Once the audio recorder records the signal voice or sound message it is stored as discussed above, using one of the recording system discussed above or by way of other recording methods. The sound message is retained in such recorded and stored status until such time as the pre-set time signal in the timing mechanism 70 is set. The timing mechanism in clock 70 is interconnected through lead 1160 which in turn leads to the And Gate 40, with the electrical impulse being withheld from the clock to the And Gate until such time as the pre-set time is reached to activate the play back system. For this purpose the clock timer sends dual signals to the audio recorder and the And Switch 40 through electrical leads 170 and 180 respectively. As stated above, the audio recorder 30 is linked to the And Gate 40 through electrical lead 195 which will transfer the recorded sound signal through the And Gate 40 and ultimately to the audio amplified 50. The output of the And Gate 40 is thus governed and controlled by both the input signals through leads 170 from the clock timer and lead 195 from the audio recorder. Alternately stated there will be no output for the audio recorder signal to the audio recorder through the And Gate 40 until both the clock signal and recorder signal is activated and relays those signals through the And Gaate 40 thence to the amplifier 50 and speaker 60.

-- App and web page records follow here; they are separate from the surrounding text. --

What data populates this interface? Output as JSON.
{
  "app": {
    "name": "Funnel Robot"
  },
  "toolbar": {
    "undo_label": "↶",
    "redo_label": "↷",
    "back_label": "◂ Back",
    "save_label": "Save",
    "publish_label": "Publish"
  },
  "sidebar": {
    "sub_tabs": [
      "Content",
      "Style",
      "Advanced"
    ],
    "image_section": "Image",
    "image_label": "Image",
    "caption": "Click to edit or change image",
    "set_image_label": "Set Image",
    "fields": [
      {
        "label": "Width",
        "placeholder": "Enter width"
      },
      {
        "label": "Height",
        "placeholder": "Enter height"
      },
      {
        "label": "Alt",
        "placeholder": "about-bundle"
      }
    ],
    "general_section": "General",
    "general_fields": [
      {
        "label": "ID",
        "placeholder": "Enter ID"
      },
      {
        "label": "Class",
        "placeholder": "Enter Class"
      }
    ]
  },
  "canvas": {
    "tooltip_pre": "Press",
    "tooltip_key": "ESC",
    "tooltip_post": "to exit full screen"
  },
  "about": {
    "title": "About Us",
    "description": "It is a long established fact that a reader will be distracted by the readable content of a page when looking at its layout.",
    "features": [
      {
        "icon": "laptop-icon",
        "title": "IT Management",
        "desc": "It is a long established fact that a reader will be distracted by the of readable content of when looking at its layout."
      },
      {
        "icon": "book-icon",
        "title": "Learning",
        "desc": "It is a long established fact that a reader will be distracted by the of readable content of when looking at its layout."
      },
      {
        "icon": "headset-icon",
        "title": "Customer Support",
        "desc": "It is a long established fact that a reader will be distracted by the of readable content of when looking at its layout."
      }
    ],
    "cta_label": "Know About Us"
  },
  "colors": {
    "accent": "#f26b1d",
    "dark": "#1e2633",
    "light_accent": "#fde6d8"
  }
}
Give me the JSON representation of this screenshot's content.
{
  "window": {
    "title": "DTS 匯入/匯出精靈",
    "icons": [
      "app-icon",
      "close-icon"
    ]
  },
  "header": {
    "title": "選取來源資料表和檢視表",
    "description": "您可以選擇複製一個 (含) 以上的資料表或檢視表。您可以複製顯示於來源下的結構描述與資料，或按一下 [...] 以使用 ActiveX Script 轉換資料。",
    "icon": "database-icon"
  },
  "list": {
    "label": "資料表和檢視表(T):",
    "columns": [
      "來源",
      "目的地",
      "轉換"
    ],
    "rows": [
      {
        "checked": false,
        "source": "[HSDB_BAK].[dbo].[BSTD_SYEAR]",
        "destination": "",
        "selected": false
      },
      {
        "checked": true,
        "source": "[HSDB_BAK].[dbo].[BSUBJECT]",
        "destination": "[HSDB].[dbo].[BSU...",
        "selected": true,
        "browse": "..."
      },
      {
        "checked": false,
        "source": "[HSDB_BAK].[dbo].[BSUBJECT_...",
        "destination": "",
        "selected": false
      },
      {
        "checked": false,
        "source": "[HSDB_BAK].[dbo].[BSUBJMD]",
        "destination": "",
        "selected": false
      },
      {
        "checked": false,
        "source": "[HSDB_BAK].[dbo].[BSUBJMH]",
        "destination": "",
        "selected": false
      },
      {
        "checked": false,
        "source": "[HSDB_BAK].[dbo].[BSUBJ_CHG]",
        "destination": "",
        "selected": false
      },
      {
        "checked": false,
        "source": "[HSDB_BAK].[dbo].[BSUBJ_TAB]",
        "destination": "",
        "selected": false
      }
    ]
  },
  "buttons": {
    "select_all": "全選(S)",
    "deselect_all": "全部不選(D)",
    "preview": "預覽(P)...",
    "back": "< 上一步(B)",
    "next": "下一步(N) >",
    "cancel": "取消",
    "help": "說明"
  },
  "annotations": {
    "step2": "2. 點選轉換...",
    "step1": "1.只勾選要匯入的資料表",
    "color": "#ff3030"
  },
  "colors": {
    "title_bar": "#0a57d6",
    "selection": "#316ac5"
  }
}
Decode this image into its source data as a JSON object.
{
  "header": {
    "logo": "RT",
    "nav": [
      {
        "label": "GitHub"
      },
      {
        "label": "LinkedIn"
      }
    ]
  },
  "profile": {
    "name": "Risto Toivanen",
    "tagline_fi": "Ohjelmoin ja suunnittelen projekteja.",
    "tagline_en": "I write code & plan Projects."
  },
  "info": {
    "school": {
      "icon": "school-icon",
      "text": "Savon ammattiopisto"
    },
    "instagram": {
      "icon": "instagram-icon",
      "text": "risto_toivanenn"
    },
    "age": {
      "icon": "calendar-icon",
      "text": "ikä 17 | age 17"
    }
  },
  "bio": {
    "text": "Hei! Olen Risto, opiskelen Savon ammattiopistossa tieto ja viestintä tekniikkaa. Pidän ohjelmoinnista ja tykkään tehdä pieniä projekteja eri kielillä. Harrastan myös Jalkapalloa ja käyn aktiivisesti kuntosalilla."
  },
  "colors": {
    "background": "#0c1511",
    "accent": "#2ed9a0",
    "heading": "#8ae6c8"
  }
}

The And Gate having received both signals will in turn send the ultimate recorded sound signal to the audio amplifier and speaker. An attendant optional attribute of the subject invention is a manual replay switch interconnected to either the clock or recorder which will activate a replay of the recorded source.
|Cited Patent||Filing date||Publication date||Applicant||Title|
|US5365494 *||Feb 7, 1994||Nov 15, 1994||Mike Lynch||Radio alarm clock with reminder capability|
|US5369797 *||Mar 4, 1992||Nov 29, 1994||Tyree; James G.||Radio alarm clock with removable cassette player/recorder|
|Citing Patent||Filing date||Publication date||Applicant||Title|
|US7376051||Mar 10, 2006||May 20, 2008||Trivicor International Llc||Clock with selected audio messages|
|US8064295||Aug 31, 2007||Nov 22, 2011||Palmer Robin B||Motivational alarm|
|US20030112266 *||Dec 5, 2002||Jun 19, 2003||Chang Chee Ann||Voice memo reminder system, and associated methodology|
|US20070211575 *||Mar 10, 2006||Sep 13, 2007||Lauren Rosen||Clock with selected audio messages|
|US20080089184 *||Aug 31, 2007||Apr 17, 2008||Palmer Robin B||Motivational alarm|
|US20110148606 *||Dec 17, 2010||Jun 23, 2011||Trina Glee||Alarm organizer systems|
|U.S. Classification||340/309.9, 340/309.7, 340/327, 368/13, 340/309.16, 368/10, 340/331, 368/12, 340/309.8|
|International Classification||G04G13/00, G08B1/00, G04G13/02|
|Cooperative Classification||G04G13/00, G04G13/02|
|European Classification||G04G13/00, G04G13/02|
|Sep 21, 2009||REMI||Maintenance fee reminder mailed|
|Feb 14, 2010||LAPS||Lapse for failure to pay maintenance fees|
|Apr 6, 2010||FP||Expired due to failure to pay maintenance fee|
Effective date: 20100214